And it's way too early for this kind of heat.
Marshall Pfahler, a meteorologist with the National Weather Service in St. Louis, said Tuesday the temperature reached an all-time record high for May 9 of 92 degrees in Columbia, an official site for the service. The previous record was set in 1895.
By 3 p.m. Tuesday, another record fell -- when the temperature climbed to 92. The previous record of 91 was set in 1928.
Similar hot temperatures are predicted for today and Thursday.
"We could be dealing with another daily record for (Wednesday)," Pfahler said.

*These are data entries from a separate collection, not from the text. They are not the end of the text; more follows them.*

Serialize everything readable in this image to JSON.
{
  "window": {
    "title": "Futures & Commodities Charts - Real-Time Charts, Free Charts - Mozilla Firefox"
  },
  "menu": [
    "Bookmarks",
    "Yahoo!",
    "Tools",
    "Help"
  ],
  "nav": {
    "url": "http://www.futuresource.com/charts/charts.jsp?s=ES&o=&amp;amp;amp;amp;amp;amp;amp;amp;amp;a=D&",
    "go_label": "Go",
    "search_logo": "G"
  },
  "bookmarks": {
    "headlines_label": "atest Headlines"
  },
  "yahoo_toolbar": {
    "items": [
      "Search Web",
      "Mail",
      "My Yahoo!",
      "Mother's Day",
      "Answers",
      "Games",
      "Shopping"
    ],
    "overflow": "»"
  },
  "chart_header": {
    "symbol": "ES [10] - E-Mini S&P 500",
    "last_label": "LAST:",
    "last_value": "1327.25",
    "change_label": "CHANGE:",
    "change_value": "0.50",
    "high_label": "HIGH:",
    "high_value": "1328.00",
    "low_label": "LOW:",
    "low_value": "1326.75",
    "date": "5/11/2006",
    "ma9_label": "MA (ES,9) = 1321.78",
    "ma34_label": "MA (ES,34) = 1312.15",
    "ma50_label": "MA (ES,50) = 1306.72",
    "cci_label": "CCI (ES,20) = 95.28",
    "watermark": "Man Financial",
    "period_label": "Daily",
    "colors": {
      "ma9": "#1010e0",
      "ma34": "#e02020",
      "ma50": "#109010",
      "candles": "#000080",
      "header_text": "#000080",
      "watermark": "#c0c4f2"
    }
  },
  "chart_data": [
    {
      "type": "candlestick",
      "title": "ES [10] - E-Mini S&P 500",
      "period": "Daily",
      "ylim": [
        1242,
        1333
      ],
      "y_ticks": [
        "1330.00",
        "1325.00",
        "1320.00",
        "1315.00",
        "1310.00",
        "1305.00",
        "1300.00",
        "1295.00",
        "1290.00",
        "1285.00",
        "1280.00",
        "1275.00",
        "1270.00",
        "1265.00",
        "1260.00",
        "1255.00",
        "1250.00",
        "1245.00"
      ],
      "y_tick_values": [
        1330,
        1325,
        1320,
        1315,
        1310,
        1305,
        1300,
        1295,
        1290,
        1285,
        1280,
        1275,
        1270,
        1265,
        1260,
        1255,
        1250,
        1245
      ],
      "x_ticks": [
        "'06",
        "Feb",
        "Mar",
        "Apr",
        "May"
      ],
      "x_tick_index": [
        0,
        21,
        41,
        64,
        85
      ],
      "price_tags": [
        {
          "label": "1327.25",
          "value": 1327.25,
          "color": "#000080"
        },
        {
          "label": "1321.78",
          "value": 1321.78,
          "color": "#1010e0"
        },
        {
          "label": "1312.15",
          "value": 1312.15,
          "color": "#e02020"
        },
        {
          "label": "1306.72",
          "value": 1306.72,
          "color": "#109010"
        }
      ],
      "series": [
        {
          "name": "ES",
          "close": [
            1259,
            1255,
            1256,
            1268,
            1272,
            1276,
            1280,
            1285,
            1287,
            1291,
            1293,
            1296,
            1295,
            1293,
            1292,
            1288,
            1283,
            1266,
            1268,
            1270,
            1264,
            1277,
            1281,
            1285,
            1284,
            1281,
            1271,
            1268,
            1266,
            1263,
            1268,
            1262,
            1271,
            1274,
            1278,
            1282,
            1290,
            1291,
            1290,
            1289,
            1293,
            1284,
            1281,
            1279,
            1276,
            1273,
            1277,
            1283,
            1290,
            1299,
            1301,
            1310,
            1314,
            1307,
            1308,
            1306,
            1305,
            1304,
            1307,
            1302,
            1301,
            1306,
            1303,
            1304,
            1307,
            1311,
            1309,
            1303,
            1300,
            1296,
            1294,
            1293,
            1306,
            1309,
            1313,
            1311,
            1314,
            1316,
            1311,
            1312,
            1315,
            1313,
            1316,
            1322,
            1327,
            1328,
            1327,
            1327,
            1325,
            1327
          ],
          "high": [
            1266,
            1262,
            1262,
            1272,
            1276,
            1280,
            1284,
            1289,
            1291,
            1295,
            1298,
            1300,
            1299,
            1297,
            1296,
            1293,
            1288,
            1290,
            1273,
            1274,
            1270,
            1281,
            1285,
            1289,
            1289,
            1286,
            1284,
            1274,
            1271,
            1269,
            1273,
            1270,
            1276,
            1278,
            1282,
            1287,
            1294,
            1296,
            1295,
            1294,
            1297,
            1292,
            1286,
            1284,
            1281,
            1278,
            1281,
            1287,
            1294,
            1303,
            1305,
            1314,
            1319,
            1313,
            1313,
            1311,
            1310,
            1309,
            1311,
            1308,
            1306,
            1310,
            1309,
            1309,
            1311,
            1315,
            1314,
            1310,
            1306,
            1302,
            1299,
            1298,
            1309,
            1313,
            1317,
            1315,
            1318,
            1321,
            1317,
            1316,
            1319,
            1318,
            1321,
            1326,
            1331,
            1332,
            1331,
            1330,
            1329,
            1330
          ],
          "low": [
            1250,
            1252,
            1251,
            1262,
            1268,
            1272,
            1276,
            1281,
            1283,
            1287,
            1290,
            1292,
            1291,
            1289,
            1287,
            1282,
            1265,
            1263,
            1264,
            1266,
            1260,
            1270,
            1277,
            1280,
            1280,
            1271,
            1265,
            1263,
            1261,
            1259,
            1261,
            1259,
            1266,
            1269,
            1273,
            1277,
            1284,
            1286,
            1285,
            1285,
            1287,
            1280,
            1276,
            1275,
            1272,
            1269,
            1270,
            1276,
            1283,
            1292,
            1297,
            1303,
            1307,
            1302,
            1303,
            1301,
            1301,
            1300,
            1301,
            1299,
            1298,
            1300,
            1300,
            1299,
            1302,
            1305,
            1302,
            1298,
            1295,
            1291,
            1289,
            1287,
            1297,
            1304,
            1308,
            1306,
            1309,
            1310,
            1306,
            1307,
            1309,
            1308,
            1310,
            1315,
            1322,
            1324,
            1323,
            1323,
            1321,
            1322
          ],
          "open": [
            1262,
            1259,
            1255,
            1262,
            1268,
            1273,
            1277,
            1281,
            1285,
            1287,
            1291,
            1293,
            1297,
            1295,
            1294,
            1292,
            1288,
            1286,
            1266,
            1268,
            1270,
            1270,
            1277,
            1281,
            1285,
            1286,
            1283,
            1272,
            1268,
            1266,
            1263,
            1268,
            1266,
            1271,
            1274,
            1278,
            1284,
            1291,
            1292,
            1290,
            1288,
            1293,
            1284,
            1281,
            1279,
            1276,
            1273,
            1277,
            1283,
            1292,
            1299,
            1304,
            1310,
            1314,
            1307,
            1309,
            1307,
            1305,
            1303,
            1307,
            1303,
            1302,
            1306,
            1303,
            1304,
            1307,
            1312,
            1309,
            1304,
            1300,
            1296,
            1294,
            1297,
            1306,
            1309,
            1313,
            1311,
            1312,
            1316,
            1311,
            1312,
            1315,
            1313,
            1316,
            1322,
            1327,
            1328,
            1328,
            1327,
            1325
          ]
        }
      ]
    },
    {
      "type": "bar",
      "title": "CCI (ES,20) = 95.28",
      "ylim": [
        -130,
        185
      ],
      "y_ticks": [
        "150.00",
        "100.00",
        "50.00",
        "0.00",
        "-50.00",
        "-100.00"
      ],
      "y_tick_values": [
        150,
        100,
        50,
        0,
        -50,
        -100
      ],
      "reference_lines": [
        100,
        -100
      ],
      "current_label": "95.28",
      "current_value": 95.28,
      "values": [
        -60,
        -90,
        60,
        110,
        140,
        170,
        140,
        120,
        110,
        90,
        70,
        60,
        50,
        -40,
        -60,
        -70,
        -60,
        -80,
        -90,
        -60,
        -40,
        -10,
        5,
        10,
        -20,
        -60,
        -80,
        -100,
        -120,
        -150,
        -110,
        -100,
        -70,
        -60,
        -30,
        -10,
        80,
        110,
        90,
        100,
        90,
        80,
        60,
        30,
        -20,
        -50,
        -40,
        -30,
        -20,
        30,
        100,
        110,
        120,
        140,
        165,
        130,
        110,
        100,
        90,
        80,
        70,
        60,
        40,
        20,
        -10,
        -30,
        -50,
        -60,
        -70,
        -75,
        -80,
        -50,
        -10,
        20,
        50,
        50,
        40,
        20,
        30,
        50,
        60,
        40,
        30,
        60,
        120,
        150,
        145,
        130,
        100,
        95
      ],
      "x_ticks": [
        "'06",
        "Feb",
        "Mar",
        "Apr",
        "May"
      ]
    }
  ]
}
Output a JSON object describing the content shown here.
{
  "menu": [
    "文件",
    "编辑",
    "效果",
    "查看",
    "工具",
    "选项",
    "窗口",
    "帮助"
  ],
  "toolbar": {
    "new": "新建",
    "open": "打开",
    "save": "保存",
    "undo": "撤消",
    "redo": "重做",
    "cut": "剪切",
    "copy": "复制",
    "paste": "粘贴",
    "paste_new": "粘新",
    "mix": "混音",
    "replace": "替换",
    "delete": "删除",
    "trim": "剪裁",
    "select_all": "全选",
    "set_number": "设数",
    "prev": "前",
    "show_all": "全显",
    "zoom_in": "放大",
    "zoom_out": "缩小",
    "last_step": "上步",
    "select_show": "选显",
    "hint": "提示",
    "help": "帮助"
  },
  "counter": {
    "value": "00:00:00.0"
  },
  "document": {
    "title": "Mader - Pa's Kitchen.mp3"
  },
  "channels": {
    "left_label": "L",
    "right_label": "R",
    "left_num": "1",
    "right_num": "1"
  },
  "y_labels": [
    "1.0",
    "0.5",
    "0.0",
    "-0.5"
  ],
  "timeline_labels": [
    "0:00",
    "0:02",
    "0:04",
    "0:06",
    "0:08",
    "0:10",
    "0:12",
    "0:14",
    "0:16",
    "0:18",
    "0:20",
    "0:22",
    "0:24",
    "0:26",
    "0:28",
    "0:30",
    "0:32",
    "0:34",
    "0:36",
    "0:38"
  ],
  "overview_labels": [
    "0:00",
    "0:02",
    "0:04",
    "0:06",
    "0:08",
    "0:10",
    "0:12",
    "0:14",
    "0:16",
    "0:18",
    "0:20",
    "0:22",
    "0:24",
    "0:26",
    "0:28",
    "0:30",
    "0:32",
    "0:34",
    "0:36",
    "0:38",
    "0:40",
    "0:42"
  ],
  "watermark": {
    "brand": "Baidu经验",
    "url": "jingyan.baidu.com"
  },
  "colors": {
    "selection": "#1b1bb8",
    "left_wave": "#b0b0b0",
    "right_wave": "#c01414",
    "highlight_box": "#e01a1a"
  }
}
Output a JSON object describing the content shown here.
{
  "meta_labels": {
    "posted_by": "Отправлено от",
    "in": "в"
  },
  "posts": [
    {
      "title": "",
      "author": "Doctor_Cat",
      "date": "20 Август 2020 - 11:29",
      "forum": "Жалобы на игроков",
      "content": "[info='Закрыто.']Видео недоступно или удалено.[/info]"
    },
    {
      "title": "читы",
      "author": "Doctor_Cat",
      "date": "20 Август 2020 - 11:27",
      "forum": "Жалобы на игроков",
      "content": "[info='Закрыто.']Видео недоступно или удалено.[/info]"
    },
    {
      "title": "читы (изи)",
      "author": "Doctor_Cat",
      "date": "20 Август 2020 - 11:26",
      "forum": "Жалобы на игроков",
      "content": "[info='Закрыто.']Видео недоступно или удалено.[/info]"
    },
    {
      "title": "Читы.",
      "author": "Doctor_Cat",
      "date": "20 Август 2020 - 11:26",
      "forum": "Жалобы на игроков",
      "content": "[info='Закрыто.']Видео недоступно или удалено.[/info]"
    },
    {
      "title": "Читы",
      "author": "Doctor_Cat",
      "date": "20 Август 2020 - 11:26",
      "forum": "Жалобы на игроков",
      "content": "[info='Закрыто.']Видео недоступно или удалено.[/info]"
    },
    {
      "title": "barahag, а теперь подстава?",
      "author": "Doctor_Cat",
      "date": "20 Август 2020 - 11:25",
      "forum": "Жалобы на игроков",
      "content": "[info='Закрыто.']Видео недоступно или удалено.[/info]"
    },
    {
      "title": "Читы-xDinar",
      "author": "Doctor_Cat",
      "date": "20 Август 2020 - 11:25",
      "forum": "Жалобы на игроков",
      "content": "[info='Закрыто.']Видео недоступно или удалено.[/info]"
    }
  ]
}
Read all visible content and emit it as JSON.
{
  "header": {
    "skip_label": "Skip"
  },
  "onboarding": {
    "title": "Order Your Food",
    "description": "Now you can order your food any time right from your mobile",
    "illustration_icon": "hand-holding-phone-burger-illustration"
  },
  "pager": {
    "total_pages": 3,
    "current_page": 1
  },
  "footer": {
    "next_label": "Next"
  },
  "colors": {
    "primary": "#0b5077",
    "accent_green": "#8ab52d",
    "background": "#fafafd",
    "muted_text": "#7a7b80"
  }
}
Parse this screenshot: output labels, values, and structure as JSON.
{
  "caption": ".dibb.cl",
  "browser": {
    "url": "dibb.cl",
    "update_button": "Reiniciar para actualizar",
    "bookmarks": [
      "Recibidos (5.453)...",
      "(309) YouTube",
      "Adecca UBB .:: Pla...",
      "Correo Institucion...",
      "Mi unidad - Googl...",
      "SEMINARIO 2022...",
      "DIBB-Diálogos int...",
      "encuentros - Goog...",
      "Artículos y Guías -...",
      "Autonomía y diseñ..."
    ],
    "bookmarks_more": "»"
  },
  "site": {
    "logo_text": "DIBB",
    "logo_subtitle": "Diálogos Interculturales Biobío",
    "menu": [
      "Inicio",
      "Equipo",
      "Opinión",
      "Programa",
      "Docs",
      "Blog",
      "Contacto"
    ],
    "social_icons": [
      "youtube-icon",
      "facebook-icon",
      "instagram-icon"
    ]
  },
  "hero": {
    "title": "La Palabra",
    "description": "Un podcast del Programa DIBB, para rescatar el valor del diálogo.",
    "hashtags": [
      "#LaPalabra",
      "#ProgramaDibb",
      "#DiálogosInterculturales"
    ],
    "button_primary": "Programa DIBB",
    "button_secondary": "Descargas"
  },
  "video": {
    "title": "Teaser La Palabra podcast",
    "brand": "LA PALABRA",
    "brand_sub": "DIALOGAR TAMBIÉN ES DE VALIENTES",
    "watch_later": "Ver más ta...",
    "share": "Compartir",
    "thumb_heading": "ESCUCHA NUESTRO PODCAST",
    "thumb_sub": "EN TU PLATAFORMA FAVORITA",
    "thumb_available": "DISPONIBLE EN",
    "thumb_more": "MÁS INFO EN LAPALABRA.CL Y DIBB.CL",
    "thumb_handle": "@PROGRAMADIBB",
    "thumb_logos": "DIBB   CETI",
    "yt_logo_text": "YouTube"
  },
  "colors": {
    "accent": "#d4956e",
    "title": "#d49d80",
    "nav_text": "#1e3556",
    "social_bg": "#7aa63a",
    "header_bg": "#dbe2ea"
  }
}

The record high on May 11 is 90, set in 1914.
Another record could fall Thursday. The record for May 12 is 93, set in 1956.
"We're not quite as confident we'll see record high temperatures that day," Pfahler said. "It will be pretty darn close. We're dealing with some afternoon heat index values that are flirting with 100 degrees."
As the heat climbs, people are looking for opportunities to cool down.
Cooling stations are available at the Salvation Army Center of Hope, 927 Jefferson St., and Missouri River Regional Library, 214 Adams St.
Library hours are 9 a.m.-8 p.m. Monday- Thursday, 9 a.m.-6 p.m. Fridays, 9 a.m.-5 p.m. Saturdays, and 1-5 p.m. Sundays.
Hours at the Osage County branch, 22 Library Lane, are 9 a.m.-6 p.m. Monday-Friday and 9 a.m.-1 p.m. Saturdays.
Brian Vogeler, director of the Center of Hope, said clients hadn't used the cooling station Tuesday.
"Anybody who needs reprieve from the heat is welcome to come in and cool down and have some water," Vogeler said.
The center also offers cots for people to stay on when overnight temperatures are expected to remain high, but only a few people had taken advantage of the cooling cots.
Vogeler pointed out the climbing temperatures are a good reminder to check air conditioners. The Center of Hope turned its air conditioning on early Tuesday for the first time this year, but it only partially worked. Technicians were to repair the rest Tuesday afternoon.
Unfortunately, the heat comes as the Jefferson City Housing Authority completes renovations to cooling systems in Dulle and Hamilton towers -- the low-rent apartment buildings at 10 and 12 Jackson St.
Timing for this heat wave is a challenge, said Michelle Wessler, Jefferson City Housing Authority executive director. The authority just installed a new cooling tower in Dulle Tower, but it's not scheduled to come online until Thursday. The authority also did major renovations in Hamilton Tower, replacing cooling tower pipes that leaked. Work in Hamilton Tower isn't scheduled for completion until Friday.
"There's really nothing at this point we can do until the chillers and the cooling towers get back online," Wessler said. "They're ready to go -- it's just a matter of timing."
Staff at the authority are asking residents to open their windows and use fans to try to cool off.